> [Task brief]:
Search the listing below for the word "score" and copy each line that holds it.

◇ ◇ ◇ ◇

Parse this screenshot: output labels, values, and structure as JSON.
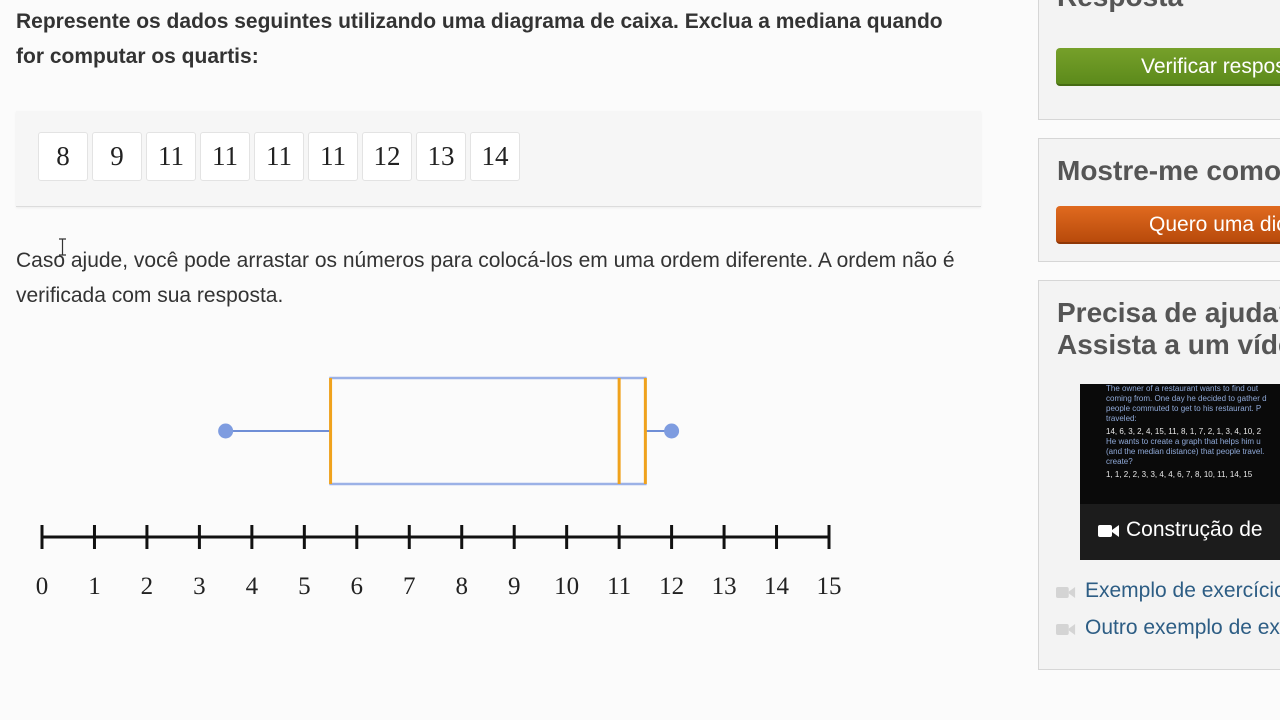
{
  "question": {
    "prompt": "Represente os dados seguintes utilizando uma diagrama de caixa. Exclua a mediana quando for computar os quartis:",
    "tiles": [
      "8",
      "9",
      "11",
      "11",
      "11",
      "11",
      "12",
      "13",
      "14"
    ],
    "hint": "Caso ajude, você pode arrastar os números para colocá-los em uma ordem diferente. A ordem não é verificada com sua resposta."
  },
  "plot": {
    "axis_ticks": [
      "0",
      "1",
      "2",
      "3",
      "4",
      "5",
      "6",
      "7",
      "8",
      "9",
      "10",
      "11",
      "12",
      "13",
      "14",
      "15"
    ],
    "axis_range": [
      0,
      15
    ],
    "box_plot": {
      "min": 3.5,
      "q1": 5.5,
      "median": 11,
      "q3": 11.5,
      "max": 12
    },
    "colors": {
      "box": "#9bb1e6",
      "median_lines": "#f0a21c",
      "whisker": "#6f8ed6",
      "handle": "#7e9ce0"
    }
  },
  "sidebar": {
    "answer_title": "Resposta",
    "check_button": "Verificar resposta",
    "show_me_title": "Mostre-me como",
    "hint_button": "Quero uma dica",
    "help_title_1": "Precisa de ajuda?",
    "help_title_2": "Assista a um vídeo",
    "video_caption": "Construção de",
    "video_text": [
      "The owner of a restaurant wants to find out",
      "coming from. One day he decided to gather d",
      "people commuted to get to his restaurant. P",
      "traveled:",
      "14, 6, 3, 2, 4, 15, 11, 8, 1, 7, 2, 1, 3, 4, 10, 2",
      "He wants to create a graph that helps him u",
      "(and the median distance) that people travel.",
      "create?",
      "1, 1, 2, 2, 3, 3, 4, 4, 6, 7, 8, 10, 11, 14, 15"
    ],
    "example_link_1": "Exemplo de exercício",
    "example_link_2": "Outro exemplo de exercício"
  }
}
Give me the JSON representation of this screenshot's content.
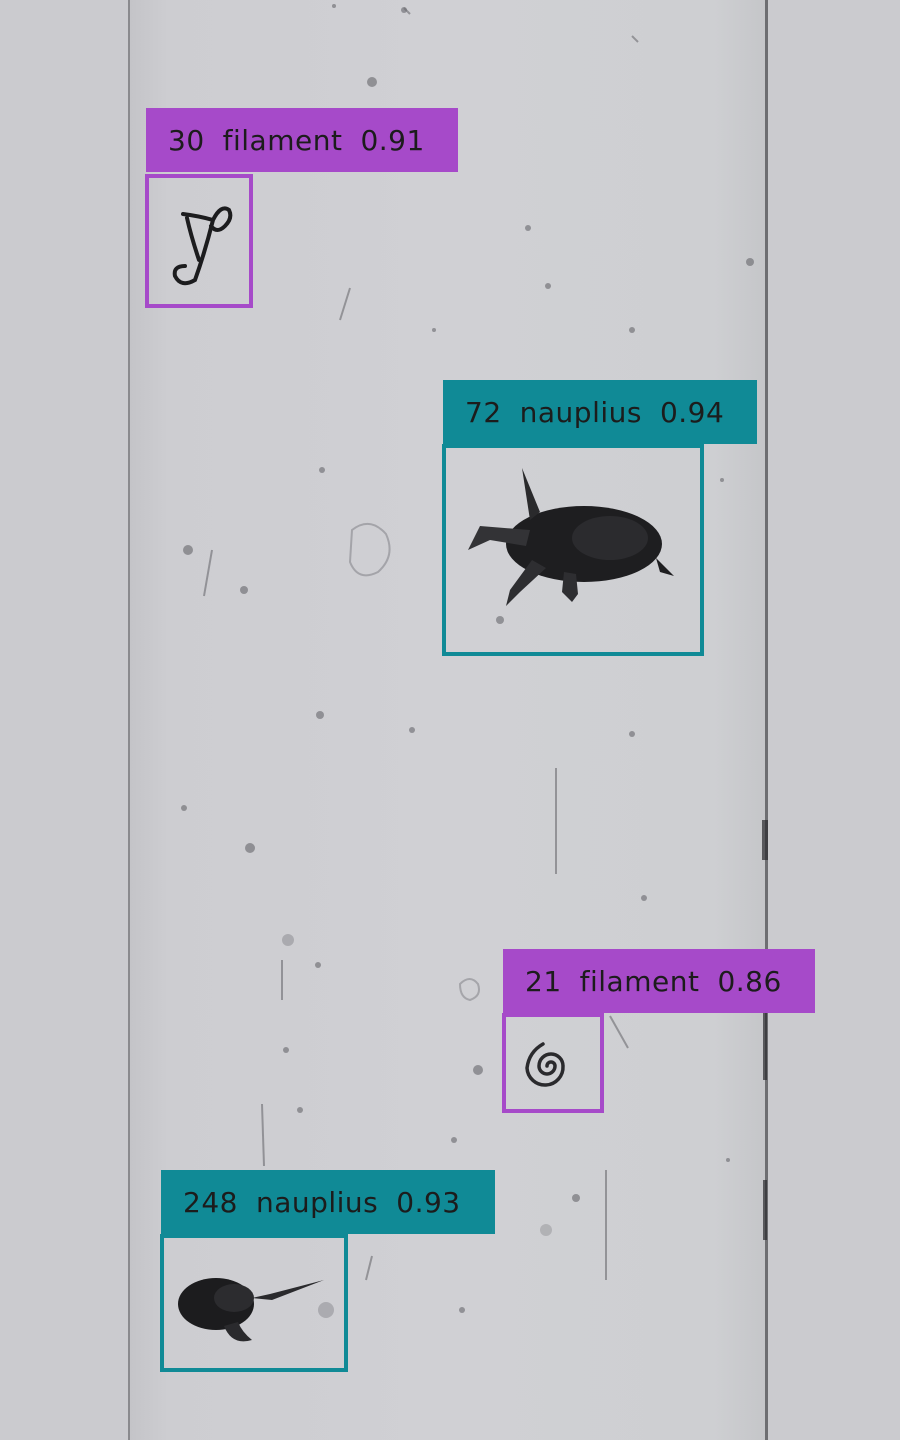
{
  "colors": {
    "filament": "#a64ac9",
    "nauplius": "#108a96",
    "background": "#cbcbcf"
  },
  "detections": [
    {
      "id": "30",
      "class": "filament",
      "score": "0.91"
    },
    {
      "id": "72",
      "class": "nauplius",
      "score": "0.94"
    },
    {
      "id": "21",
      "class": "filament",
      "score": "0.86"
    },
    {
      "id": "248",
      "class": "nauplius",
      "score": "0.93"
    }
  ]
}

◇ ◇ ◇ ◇

> [Response area]:
      "score": "0.91"
      "score": "0.94"
      "score": "0.86"
      "score": "0.93"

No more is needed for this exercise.